I am often asked about when you can marry, i.e. time of day, etc. The short answer is that as long as you can find a competent marriage officer willing to accommodate you, there is nothing to stop you marrying at midnight on a Sunday if that’s what you want!
It is quite popular today for brides to continue using their maiden names after their marriage and there is certainly nothing to prevent you from doing so. There is no special permission required or anything that you need to do, as you are not obliged by law to take your husband’s name. This is in fact quite a common practice amongst professional people such as doctors, attorneys and reporters who have built up a reputation under their maiden names which they do not wish to lose.
The position may be a bit more complicated if you use both names, as you will not have an identity document reflecting your married name. Production of your identity document in your maiden name, together with a copy of your marriage certificate, should however be sufficient to satisfy any bank, etc.
In terms of South African law, a couple may marry either without an antenuptial contract, that is in community of property, or with one, which will generally exclude community of property and may be either with or without accrual.
It is also very important to note that in South Africa, if no antenuptial contract is signed prior to the wedding, you are automatically married in community of property. In layman’s terms this means that all property which is owned by either spouse becomes part of the joint estate upon marriage, whether it is theirs at the time of the marriage or is acquired by them after the wedding. The downside of marrying in community of property is that, should either of you face bankruptcy during the course of the marriage, your joint estate is vulnerable to the claims of your creditors. If you want to avoid this, it is essential to visit an attorney prior to your marriage.
If you are a South African female marrying someone from a foreign country, bear in mind that the law of your prospective husband’s domicile (his home country) at the time of the marriage, applies – both during the marriage and on dissolution. Some countries will only ever apply their own law, notwithstanding the fact that the parties desire their marriage to be governed by the law of the country where they were married. In these instances it is best to contact an attorney prior to the marriage to enquire about your legal status.
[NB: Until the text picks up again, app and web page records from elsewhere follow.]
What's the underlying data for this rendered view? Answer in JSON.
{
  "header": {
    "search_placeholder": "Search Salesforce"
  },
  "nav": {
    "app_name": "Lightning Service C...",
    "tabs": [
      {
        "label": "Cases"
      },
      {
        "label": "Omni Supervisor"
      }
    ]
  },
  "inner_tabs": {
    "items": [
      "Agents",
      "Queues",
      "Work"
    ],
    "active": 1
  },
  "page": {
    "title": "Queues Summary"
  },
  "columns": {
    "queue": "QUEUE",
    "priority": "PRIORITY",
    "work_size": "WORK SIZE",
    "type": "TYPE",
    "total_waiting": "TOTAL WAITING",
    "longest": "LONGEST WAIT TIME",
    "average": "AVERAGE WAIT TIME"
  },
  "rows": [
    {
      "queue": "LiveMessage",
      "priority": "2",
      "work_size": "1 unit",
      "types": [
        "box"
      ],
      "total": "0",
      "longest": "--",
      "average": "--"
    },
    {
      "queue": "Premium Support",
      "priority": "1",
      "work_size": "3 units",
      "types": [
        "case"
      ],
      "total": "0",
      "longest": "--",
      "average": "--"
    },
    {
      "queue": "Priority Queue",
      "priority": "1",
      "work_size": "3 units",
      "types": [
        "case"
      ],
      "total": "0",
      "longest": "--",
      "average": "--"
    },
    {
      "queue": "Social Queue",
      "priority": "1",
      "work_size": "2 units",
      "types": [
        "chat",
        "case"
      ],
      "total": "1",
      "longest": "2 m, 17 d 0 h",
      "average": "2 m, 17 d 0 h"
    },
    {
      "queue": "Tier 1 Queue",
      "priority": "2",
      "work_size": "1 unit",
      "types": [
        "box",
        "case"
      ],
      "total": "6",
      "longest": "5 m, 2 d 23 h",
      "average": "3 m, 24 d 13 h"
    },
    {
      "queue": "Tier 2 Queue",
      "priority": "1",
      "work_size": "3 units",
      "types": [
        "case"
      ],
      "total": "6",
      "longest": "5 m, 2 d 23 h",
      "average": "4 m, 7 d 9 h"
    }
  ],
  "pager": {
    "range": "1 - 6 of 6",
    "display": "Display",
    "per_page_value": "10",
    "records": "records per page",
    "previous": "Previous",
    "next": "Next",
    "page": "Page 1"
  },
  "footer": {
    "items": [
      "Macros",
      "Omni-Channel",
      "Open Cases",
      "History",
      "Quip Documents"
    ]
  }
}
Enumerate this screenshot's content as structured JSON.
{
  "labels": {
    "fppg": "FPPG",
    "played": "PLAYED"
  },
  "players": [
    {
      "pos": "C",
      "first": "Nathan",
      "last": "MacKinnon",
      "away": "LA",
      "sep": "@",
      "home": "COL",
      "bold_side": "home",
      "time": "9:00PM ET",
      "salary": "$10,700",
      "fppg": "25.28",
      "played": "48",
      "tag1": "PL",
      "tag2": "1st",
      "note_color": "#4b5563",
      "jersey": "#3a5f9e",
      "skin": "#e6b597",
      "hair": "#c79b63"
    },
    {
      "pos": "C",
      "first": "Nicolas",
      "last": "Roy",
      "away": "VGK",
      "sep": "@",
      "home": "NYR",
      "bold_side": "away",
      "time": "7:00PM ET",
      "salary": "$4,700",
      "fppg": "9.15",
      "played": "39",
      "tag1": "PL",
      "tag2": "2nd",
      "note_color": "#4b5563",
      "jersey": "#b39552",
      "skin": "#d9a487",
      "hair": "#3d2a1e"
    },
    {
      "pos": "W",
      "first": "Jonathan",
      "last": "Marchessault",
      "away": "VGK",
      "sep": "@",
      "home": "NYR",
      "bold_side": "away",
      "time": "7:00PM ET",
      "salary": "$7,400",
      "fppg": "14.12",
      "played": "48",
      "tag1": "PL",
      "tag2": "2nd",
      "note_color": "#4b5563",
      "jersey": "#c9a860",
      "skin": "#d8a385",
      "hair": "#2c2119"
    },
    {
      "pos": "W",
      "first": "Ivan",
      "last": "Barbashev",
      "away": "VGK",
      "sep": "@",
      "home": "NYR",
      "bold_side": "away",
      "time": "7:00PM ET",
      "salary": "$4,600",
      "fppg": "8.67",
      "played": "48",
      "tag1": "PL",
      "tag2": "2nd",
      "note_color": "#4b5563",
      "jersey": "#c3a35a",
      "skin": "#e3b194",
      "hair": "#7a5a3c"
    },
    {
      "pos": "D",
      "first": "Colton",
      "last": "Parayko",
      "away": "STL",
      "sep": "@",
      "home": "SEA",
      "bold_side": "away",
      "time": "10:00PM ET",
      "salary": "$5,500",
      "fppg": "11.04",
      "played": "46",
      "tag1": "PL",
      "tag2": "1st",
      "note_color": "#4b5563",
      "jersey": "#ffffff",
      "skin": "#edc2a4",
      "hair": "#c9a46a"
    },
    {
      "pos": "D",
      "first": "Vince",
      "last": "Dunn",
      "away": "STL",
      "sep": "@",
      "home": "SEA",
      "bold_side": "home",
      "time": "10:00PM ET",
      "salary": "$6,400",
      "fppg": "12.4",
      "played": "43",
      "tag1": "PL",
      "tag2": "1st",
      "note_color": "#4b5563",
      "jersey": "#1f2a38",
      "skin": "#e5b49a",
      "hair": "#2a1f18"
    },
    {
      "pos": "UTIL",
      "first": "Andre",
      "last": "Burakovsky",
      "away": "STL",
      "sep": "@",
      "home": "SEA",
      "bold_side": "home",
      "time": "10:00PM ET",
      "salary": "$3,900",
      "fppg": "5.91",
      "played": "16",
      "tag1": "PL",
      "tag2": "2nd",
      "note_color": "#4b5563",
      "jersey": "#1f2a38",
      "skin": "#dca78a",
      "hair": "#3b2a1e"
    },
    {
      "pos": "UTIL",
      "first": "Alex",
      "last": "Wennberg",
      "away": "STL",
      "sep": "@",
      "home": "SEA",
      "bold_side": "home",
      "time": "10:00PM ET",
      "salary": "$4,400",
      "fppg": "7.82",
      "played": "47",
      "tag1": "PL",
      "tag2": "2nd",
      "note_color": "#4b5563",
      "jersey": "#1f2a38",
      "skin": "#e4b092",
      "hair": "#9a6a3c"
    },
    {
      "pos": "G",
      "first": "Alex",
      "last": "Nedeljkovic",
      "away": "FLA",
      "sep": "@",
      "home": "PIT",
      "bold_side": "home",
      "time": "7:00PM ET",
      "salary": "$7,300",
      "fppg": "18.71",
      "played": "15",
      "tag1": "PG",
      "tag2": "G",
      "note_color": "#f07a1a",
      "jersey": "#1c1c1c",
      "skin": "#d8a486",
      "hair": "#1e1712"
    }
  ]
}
In closing I would like to share with you a statement that appears on the display of a firm of attorneys who advertise at Celebration House. I have always found it to be profound, truthful and certainly food for thought. It reads: ‘Marriages may be made in heaven but they have to be lived on earth!’